What the task requires
What lines below contain the string "icon"? List them all.

Data to use
^^^^^^^^^^^^^^^^
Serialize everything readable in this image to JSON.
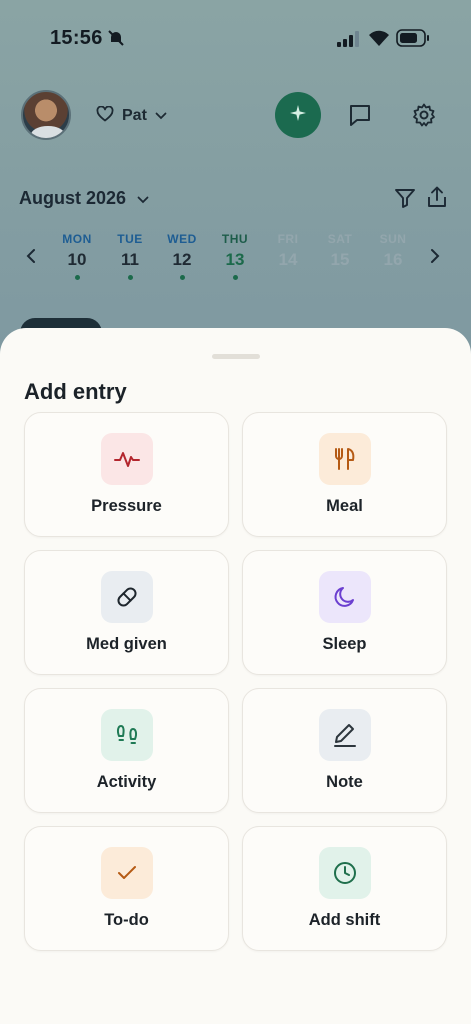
{
  "status": {
    "time": "15:56"
  },
  "header": {
    "profile_name": "Pat"
  },
  "calendar": {
    "month": "August 2026",
    "days": [
      {
        "dow": "MON",
        "num": "10",
        "state": "past",
        "has_entry": true
      },
      {
        "dow": "TUE",
        "num": "11",
        "state": "past",
        "has_entry": true
      },
      {
        "dow": "WED",
        "num": "12",
        "state": "past",
        "has_entry": true
      },
      {
        "dow": "THU",
        "num": "13",
        "state": "today",
        "has_entry": true
      },
      {
        "dow": "FRI",
        "num": "14",
        "state": "future",
        "has_entry": false
      },
      {
        "dow": "SAT",
        "num": "15",
        "state": "future",
        "has_entry": false
      },
      {
        "dow": "SUN",
        "num": "16",
        "state": "future",
        "has_entry": false
      }
    ]
  },
  "sheet": {
    "title": "Add entry",
    "items": [
      {
        "label": "Pressure",
        "icon": "pulse-icon",
        "bg": "#fbe6e6",
        "color": "#b3262e"
      },
      {
        "label": "Meal",
        "icon": "utensils-icon",
        "bg": "#fcebd9",
        "color": "#b55a14"
      },
      {
        "label": "Med given",
        "icon": "pill-icon",
        "bg": "#e9edf1",
        "color": "#1e262d"
      },
      {
        "label": "Sleep",
        "icon": "moon-icon",
        "bg": "#ece6fb",
        "color": "#6b3fd0"
      },
      {
        "label": "Activity",
        "icon": "footprints-icon",
        "bg": "#e1f2ea",
        "color": "#1f7a55"
      },
      {
        "label": "Note",
        "icon": "pencil-icon",
        "bg": "#e9edf1",
        "color": "#2d363d"
      },
      {
        "label": "To-do",
        "icon": "check-icon",
        "bg": "#fcebd9",
        "color": "#b55a14"
      },
      {
        "label": "Add shift",
        "icon": "clock-icon",
        "bg": "#e1f2ea",
        "color": "#1f6f4c"
      }
    ]
  },
  "colors": {
    "accent": "#1b6a4f",
    "sheet_bg": "#fbfaf6"
  }
}
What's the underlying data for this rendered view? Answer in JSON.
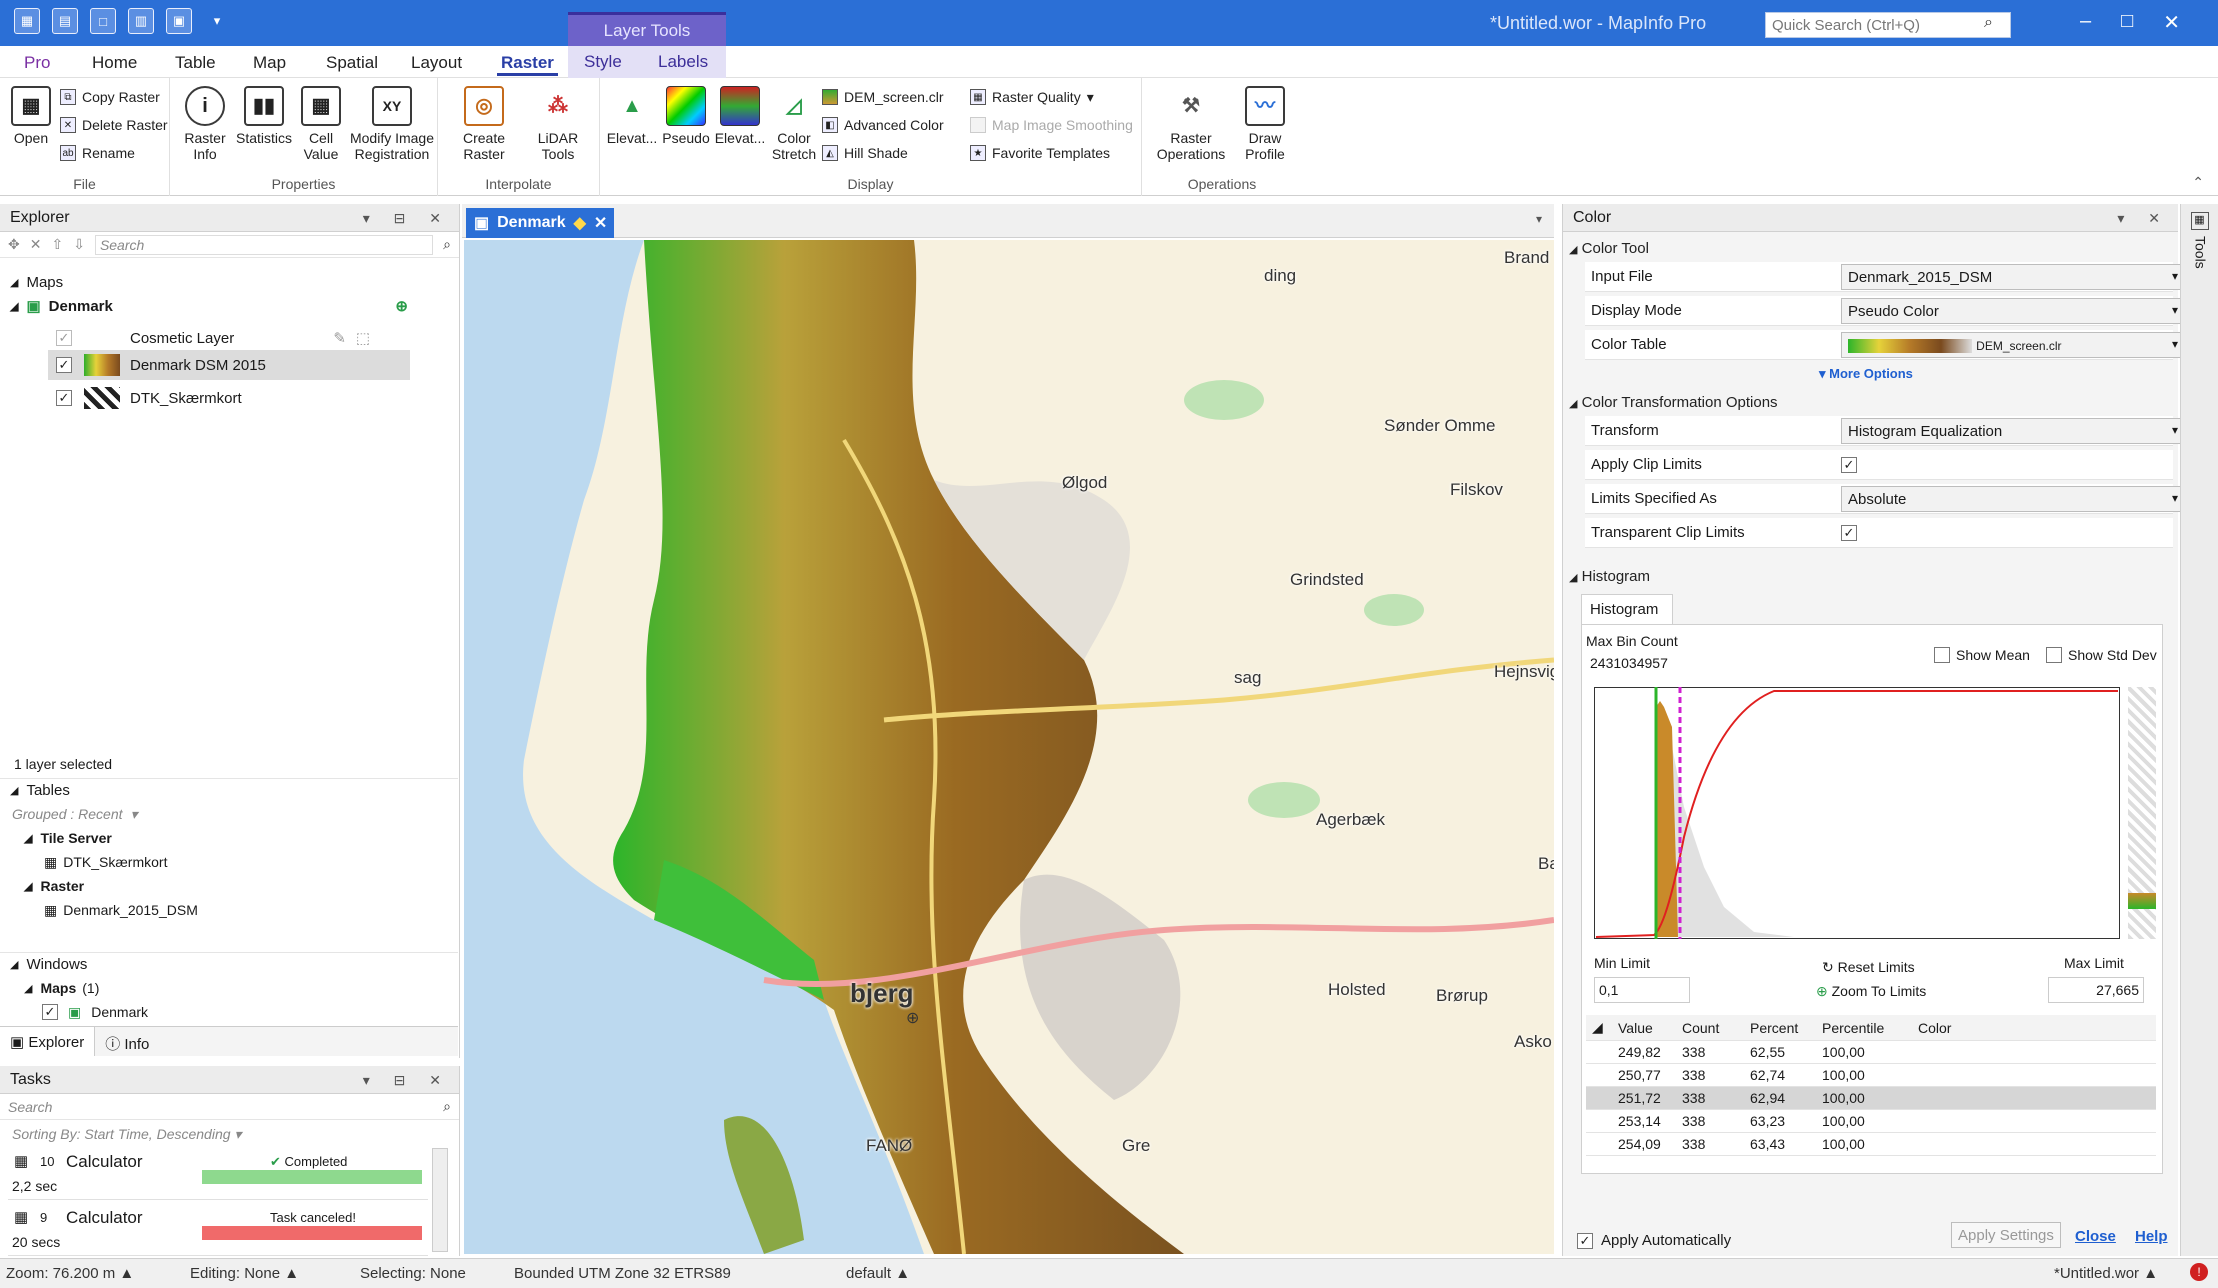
{
  "app": {
    "window_title": "*Untitled.wor - MapInfo Pro",
    "quick_search_placeholder": "Quick Search (Ctrl+Q)",
    "contextual_tab_group": "Layer Tools"
  },
  "menu_tabs": [
    "Pro",
    "Home",
    "Table",
    "Map",
    "Spatial",
    "Layout",
    "Raster",
    "Style",
    "Labels"
  ],
  "ribbon": {
    "file": {
      "label": "File",
      "open": "Open",
      "copy_raster": "Copy Raster",
      "delete_raster": "Delete Raster",
      "rename": "Rename"
    },
    "properties": {
      "label": "Properties",
      "raster_info": "Raster Info",
      "statistics": "Statistics",
      "cell_value": "Cell Value",
      "modify_image": "Modify Image Registration"
    },
    "interpolate": {
      "label": "Interpolate",
      "create_raster": "Create Raster",
      "lidar_tools": "LiDAR Tools"
    },
    "display": {
      "label": "Display",
      "elevat1": "Elevat...",
      "pseudo": "Pseudo",
      "elevat2": "Elevat...",
      "color_stretch": "Color Stretch",
      "dem_screen": "DEM_screen.clr",
      "advanced_color": "Advanced Color",
      "hill_shade": "Hill Shade",
      "raster_quality": "Raster Quality",
      "map_image_smoothing": "Map Image Smoothing",
      "favorite_templates": "Favorite Templates"
    },
    "operations": {
      "label": "Operations",
      "raster_operations": "Raster Operations",
      "draw_profile": "Draw Profile"
    }
  },
  "explorer": {
    "title": "Explorer",
    "search_placeholder": "Search",
    "maps_heading": "Maps",
    "map_name": "Denmark",
    "layers": [
      "Cosmetic Layer",
      "Denmark DSM 2015",
      "DTK_Skærmkort"
    ],
    "selection_status": "1 layer selected",
    "tables_heading": "Tables",
    "grouped": "Grouped : Recent",
    "tile_server": "Tile Server",
    "tile_server_item": "DTK_Skærmkort",
    "raster": "Raster",
    "raster_item": "Denmark_2015_DSM",
    "windows_heading": "Windows",
    "windows_maps": "Maps",
    "windows_maps_count": "(1)",
    "windows_item": "Denmark",
    "tab_explorer": "Explorer",
    "tab_info": "Info"
  },
  "tasks": {
    "title": "Tasks",
    "search_placeholder": "Search",
    "sorting": "Sorting By: Start Time, Descending",
    "items": [
      {
        "id": "10",
        "name": "Calculator",
        "status": "Completed",
        "time": "2,2 sec",
        "color": "#8ed98e"
      },
      {
        "id": "9",
        "name": "Calculator",
        "status": "Task canceled!",
        "time": "20 secs",
        "color": "#f06a6a"
      }
    ]
  },
  "map": {
    "tab_label": "Denmark",
    "labels": [
      "Brand",
      "ding",
      "Sønder Omme",
      "Ølgod",
      "Filskov",
      "Grindsted",
      "Hejnsvig",
      "sag",
      "Agerbæk",
      "Holsted",
      "Brørup",
      "Asko",
      "bjerg",
      "FANØ",
      "Gre",
      "Ba"
    ]
  },
  "color_panel": {
    "title": "Color",
    "color_tool": "Color Tool",
    "input_file_label": "Input File",
    "input_file": "Denmark_2015_DSM",
    "display_mode_label": "Display Mode",
    "display_mode": "Pseudo Color",
    "color_table_label": "Color Table",
    "color_table": "DEM_screen.clr",
    "more_options": "More Options",
    "transform_section": "Color Transformation Options",
    "transform_label": "Transform",
    "transform": "Histogram Equalization",
    "apply_clip_label": "Apply Clip Limits",
    "limits_as_label": "Limits Specified As",
    "limits_as": "Absolute",
    "transparent_clip_label": "Transparent Clip Limits",
    "histogram_section": "Histogram",
    "histogram_tab": "Histogram",
    "max_bin_label": "Max Bin Count",
    "max_bin": "2431034957",
    "show_mean": "Show Mean",
    "show_std": "Show Std Dev",
    "min_limit_label": "Min Limit",
    "min_limit": "0,1",
    "max_limit_label": "Max Limit",
    "max_limit": "27,665",
    "reset_limits": "Reset Limits",
    "zoom_to_limits": "Zoom To Limits",
    "table_headers": [
      "Value",
      "Count",
      "Percent",
      "Percentile",
      "Color"
    ],
    "table_rows": [
      [
        "249,82",
        "338",
        "62,55",
        "100,00"
      ],
      [
        "250,77",
        "338",
        "62,74",
        "100,00"
      ],
      [
        "251,72",
        "338",
        "62,94",
        "100,00"
      ],
      [
        "253,14",
        "338",
        "63,23",
        "100,00"
      ],
      [
        "254,09",
        "338",
        "63,43",
        "100,00"
      ]
    ],
    "apply_automatically": "Apply Automatically",
    "apply_settings": "Apply Settings",
    "close": "Close",
    "help": "Help"
  },
  "tools_strip": "Tools",
  "status_bar": {
    "zoom": "Zoom: 76.200 m",
    "editing": "Editing: None",
    "selecting": "Selecting: None",
    "projection": "Bounded UTM Zone 32 ETRS89",
    "style": "default",
    "workspace": "*Untitled.wor"
  },
  "colors": {
    "accent": "#2b6fd6",
    "contextual": "#6d62c9"
  }
}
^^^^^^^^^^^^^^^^
Solution to this problem
        "icon": "pulse-icon",
        "icon": "utensils-icon",
        "icon": "pill-icon",
        "icon": "moon-icon",
        "icon": "footprints-icon",
        "icon": "pencil-icon",
        "icon": "check-icon",
        "icon": "clock-icon",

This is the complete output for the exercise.